U.S. formalizes process to allow relatives of U.S. soldiers who are here illegally to be immune from deportation
WASHINGTON — The Department of Homeland Security announced on Friday that it will halt the deportations of relatives of U.S. military members, arguing that it puts an unnecessary "stress and anxiety" on troops that are protecting the nation.
Relatives who have extensive criminal records or pose other risks to the country can still be deported. But those with clean criminal records can be placed on a "parole in place" that stops their deportation and allows them to apply for permanent legal status while remaining in the U.S.
"This is a complete surprise," said Jon Soltz, chairman of VoteVets.org, a veterans group that has advocated for the change for years. "You have a huge percentage of the force that wasn't born in the United States...and the people they love most can be kicked out of the country. That's been something a lot of them have worried about."
In 2010, then-Homeland Security Secretary Janet Napolitano sent a letter to members of Congress concerned about the deportation of servicemembers' families, explaining that in some cases, they could be granted the "parole in place" designation. But that was something that few immigration lawyers, and even fewer members of the military, had heard about.
"Unless you knew about the letter, you didn't know about this," said Margaret Stock, an immigration attorney and former lieutenant colonel in the Military Police Corps. "I've dealt with dozens and dozens of these cases. So this is wonderful."
Under current law, undocumented immigrants living in the U.S. are allowed to apply for legal permanent residence, better known by the green card that such a designation comes with. But U.S. law requires that they first return to their country of origin to apply for the change. If they have been illegally in the U.S. for less than a year, they would have to return to their home country for three years before returning. Undocumented immigrants who stayed in the U.S. over a year had to return home for 10 years before returning.
With the new memo issued by U.S. Citizenship and Immigration Services on Friday, spouses, children and parents of active-duty military members, reservists who may be called up as part of the "Ready Force," and other veterans can have their deportations halted and can apply for their green cards without leaving the country.

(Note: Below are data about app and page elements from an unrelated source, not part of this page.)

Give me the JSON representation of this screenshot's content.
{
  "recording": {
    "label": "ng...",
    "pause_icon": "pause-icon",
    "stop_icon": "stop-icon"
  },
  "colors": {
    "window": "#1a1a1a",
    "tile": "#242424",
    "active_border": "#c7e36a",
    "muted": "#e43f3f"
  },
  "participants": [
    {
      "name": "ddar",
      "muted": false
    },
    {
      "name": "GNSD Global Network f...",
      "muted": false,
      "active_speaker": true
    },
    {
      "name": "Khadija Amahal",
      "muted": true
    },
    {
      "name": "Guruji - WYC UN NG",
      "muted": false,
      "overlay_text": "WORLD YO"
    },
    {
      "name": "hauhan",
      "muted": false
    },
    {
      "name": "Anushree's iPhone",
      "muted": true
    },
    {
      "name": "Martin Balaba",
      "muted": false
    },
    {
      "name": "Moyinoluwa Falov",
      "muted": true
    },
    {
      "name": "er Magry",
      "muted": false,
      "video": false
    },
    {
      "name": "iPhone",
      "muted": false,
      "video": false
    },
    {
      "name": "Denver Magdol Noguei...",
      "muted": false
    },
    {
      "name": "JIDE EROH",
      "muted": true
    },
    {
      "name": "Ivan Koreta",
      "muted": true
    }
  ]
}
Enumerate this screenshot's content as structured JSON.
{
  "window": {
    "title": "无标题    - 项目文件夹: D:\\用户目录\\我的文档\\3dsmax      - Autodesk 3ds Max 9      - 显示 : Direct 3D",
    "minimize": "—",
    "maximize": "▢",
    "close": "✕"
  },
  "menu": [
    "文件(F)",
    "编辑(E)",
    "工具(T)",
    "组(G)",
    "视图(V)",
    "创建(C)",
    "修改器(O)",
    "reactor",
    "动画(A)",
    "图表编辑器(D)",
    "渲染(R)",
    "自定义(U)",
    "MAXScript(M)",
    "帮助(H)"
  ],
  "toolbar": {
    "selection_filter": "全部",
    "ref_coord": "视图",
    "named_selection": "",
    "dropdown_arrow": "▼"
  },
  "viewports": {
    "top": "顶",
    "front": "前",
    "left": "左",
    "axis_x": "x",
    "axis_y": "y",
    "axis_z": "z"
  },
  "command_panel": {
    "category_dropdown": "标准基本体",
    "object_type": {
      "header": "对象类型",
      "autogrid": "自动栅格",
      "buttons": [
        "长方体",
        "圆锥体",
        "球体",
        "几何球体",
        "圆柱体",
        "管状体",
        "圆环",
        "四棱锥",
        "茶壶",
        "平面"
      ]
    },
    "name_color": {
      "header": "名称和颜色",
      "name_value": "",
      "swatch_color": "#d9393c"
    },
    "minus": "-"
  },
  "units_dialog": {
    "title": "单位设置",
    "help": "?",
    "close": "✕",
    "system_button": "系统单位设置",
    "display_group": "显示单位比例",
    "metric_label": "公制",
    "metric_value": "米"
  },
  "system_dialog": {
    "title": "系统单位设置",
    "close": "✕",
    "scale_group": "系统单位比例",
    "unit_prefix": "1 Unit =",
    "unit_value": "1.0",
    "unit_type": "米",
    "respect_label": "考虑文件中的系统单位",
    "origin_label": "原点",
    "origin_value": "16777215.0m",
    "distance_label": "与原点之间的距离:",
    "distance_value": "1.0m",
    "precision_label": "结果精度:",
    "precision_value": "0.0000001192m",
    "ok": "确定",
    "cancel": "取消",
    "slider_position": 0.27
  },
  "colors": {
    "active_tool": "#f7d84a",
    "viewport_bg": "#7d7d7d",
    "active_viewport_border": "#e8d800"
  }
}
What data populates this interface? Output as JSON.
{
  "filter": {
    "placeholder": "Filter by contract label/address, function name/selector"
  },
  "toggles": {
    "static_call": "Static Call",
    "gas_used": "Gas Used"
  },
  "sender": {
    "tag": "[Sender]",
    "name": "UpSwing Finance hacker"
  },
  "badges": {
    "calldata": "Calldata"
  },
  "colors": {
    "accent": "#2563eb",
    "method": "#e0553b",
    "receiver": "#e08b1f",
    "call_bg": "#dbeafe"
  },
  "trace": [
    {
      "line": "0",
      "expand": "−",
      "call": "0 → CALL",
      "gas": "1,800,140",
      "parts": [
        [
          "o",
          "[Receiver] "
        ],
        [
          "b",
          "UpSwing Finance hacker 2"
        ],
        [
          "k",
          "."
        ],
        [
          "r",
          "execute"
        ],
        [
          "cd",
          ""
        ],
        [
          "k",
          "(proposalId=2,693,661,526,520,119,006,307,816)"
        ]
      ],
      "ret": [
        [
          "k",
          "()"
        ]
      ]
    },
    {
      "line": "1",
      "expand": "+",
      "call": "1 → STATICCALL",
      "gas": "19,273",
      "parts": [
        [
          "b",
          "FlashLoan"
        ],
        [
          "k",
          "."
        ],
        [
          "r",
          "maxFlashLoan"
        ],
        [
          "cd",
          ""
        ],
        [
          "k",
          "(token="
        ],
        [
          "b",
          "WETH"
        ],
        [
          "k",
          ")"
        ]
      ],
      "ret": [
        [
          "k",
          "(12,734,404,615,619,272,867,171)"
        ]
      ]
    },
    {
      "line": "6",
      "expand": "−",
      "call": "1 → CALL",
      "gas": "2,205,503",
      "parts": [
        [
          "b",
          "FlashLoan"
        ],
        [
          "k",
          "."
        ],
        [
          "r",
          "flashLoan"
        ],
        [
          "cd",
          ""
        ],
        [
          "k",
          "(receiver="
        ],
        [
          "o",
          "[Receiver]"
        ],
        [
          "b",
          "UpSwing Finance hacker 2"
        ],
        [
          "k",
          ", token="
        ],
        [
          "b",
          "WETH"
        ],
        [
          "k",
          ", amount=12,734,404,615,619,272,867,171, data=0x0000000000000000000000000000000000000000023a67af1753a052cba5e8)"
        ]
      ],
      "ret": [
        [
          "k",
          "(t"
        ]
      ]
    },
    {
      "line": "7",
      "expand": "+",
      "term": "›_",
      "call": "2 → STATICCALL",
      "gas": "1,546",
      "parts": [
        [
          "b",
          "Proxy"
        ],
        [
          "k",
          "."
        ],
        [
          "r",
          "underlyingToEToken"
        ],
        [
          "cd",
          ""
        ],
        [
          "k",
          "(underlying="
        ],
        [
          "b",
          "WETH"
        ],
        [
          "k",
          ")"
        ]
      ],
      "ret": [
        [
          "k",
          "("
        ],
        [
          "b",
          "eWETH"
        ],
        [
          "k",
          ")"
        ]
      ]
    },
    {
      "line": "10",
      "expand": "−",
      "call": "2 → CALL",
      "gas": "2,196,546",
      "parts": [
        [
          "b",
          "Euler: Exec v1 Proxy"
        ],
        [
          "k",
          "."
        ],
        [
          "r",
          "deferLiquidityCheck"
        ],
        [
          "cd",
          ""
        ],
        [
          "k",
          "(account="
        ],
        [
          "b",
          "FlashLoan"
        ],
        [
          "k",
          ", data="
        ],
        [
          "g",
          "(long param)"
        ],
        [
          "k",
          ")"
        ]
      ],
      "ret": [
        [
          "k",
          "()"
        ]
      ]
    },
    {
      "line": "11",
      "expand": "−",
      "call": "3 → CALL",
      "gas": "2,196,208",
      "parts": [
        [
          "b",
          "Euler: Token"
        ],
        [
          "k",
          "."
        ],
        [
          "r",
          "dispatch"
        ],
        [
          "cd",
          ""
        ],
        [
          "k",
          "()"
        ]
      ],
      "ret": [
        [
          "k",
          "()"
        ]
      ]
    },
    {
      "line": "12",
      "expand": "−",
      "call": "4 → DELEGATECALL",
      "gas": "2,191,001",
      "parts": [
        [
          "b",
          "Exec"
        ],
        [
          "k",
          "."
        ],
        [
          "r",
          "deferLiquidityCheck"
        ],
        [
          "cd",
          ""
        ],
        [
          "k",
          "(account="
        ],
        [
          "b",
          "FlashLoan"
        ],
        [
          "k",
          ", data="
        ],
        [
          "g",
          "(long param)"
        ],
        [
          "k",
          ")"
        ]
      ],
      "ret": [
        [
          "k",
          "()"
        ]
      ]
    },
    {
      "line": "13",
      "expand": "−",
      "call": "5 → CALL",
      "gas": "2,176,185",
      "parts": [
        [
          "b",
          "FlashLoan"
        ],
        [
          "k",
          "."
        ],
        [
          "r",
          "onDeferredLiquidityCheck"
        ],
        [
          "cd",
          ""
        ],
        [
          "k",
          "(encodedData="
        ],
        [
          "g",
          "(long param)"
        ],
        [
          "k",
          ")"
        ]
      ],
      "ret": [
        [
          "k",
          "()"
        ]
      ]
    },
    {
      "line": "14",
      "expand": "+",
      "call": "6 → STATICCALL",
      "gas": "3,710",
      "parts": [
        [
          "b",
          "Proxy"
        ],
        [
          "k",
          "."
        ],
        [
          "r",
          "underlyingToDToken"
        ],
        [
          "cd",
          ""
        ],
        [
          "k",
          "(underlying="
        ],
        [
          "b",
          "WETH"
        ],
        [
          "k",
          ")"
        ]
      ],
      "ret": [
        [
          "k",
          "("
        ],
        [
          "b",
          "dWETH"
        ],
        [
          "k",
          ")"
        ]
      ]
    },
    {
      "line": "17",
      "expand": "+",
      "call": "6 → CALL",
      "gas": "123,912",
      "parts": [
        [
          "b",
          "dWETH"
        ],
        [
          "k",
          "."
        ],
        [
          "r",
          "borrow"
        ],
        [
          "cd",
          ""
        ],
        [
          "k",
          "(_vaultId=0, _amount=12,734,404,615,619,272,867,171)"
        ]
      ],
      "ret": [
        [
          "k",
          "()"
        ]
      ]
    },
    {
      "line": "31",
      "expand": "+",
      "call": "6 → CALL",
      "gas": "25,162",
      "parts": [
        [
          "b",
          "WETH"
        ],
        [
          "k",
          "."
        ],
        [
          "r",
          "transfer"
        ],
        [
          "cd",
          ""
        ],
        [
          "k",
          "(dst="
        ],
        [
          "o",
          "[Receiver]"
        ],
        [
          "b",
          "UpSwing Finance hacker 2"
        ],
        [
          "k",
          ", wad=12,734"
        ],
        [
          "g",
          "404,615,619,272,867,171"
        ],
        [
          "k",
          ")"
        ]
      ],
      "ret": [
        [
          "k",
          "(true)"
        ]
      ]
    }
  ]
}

Homeland Security spokesman Peter Boogaard said the cases would still be decided on a case-by-case basis, but said the memorandum formalizes the process to reduce the stress on the nation's military force.